### Exercise input ###

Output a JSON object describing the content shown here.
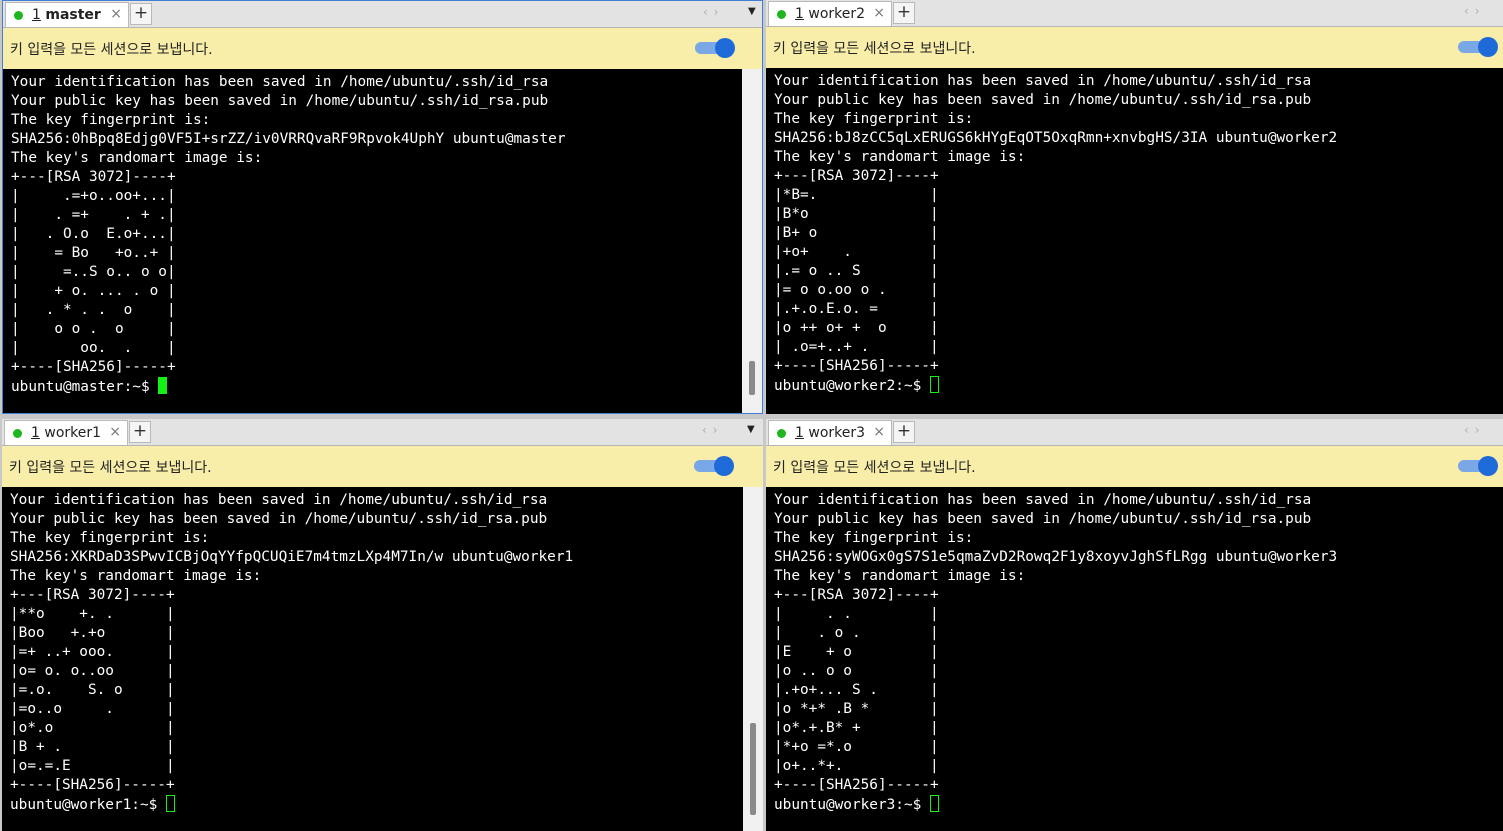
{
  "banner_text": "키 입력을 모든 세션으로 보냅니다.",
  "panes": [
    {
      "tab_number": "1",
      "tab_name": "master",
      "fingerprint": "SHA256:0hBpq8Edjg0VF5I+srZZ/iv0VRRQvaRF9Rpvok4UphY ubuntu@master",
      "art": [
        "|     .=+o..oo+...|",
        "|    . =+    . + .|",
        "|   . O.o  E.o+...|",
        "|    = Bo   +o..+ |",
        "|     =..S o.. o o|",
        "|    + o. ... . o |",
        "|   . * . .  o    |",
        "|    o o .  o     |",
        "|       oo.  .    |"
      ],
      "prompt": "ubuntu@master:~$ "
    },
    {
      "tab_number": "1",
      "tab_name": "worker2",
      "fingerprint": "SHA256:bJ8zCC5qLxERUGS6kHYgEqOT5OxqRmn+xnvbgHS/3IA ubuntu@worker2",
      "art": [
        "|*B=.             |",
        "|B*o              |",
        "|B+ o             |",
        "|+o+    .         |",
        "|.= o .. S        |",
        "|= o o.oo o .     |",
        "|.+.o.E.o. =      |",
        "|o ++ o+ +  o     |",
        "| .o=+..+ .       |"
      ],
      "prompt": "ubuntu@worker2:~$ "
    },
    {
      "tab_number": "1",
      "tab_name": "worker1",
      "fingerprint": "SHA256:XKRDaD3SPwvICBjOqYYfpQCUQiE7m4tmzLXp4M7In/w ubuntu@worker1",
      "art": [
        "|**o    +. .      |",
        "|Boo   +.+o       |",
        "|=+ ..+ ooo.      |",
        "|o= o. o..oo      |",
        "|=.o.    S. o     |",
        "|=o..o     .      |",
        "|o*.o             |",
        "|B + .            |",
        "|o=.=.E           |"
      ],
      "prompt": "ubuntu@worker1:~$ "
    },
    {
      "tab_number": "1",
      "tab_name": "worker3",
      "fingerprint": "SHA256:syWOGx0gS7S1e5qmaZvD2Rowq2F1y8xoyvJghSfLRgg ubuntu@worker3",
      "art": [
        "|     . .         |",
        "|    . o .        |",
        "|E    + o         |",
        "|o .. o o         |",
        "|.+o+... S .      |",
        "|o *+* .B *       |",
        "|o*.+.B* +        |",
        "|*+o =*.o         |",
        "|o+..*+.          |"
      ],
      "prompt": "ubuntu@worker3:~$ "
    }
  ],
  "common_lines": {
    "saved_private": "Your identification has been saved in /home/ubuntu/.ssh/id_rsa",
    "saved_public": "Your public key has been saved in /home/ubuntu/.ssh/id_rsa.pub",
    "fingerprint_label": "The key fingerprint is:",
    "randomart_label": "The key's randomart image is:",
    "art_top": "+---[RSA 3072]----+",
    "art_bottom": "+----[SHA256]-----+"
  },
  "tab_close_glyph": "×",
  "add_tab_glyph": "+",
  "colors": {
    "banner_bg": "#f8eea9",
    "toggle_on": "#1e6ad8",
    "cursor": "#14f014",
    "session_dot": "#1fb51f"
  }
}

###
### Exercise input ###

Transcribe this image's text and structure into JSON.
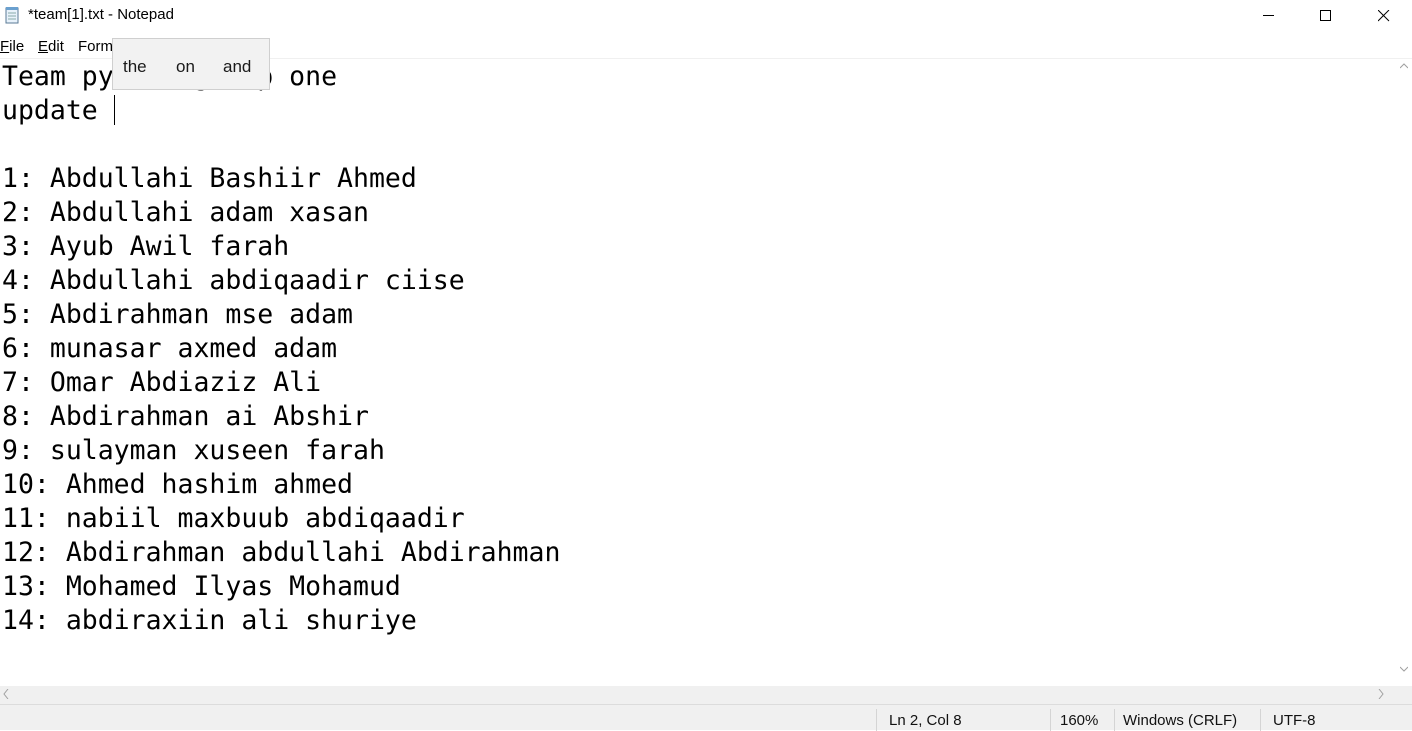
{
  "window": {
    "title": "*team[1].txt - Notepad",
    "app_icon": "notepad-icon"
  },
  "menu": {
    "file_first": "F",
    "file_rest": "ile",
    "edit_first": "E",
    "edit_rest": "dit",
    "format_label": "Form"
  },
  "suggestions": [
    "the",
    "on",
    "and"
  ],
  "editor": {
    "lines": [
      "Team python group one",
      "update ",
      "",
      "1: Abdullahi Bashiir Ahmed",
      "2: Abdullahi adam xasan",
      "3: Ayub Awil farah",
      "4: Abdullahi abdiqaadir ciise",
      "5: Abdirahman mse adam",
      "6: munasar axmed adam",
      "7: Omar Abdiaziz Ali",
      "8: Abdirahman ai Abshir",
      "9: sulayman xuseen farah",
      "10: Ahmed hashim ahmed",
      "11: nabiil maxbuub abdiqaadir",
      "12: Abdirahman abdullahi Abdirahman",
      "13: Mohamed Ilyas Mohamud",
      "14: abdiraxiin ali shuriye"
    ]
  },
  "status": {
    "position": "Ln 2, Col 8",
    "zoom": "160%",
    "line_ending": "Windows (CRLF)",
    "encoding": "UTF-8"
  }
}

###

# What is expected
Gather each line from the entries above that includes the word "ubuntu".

# Output of the task
      "fingerprint": "SHA256:0hBpq8Edjg0VF5I+srZZ/iv0VRRQvaRF9Rpvok4UphY ubuntu@master",
      "prompt": "ubuntu@master:~$ "
      "fingerprint": "SHA256:bJ8zCC5qLxERUGS6kHYgEqOT5OxqRmn+xnvbgHS/3IA ubuntu@worker2",
      "prompt": "ubuntu@worker2:~$ "
      "fingerprint": "SHA256:XKRDaD3SPwvICBjOqYYfpQCUQiE7m4tmzLXp4M7In/w ubuntu@worker1",
      "prompt": "ubuntu@worker1:~$ "
      "fingerprint": "SHA256:syWOGx0gS7S1e5qmaZvD2Rowq2F1y8xoyvJghSfLRgg ubuntu@worker3",
      "prompt": "ubuntu@worker3:~$ "
    "saved_private": "Your identification has been saved in /home/ubuntu/.ssh/id_rsa",
    "saved_public": "Your public key has been saved in /home/ubuntu/.ssh/id_rsa.pub",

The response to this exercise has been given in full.